*REQUIRED ACTION:*
Return the lines from the line containing "Decode this image" onward. Each must match exactly, and the last line of the listing below must be included.

*STORED DATA:*

● ● ● ● ●

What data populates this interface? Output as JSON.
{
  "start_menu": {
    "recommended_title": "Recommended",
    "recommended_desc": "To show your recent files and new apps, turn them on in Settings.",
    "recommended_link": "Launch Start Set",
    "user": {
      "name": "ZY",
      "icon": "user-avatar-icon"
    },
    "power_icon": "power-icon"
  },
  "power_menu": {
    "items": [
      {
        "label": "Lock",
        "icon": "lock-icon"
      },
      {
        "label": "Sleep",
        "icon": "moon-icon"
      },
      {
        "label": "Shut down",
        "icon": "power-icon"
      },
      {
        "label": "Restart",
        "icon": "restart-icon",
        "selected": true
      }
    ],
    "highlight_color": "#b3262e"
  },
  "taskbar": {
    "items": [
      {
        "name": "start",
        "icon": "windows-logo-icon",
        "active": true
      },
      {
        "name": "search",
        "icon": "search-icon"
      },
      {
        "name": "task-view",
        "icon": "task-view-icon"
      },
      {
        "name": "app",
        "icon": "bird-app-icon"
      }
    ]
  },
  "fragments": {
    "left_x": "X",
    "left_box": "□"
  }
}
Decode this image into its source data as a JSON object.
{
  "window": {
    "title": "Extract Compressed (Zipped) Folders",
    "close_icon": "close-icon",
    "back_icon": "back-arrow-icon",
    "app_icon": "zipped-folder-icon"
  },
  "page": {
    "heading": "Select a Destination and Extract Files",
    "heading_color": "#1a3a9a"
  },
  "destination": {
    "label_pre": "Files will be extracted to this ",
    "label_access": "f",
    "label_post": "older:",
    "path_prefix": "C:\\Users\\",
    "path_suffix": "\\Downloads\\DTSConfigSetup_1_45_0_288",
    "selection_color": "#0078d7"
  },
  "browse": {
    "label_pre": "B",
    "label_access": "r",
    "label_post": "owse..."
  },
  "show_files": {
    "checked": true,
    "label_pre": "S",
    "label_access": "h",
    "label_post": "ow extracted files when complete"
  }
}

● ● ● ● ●

*WRITTEN RESPONSE:*
Decode this image into its source data as a JSON object.
{
  "window": {
    "title": "Extract Compressed (Zipped) Folders",
    "close_icon": "close-icon",
    "back_icon": "back-arrow-icon",
    "app_icon": "zipped-folder-icon"
  },
  "page": {
    "heading": "Select a Destination and Extract Files",
    "heading_color": "#1a3a9a"
  },
  "destination": {
    "label_pre": "Files will be extracted to this ",
    "label_access": "f",
    "label_post": "older:",
    "path_prefix": "C:\\Users\\",
    "path_suffix": "\\Downloads\\DTSConfigSetup_1_45_0_288",
    "selection_color": "#0078d7"
  },
  "browse": {
    "label_pre": "B",
    "label_access": "r",
    "label_post": "owse..."
  },
  "show_files": {
    "checked": true,
    "label_pre": "S",
    "label_access": "h",
    "label_post": "ow extracted files when complete"
  }
}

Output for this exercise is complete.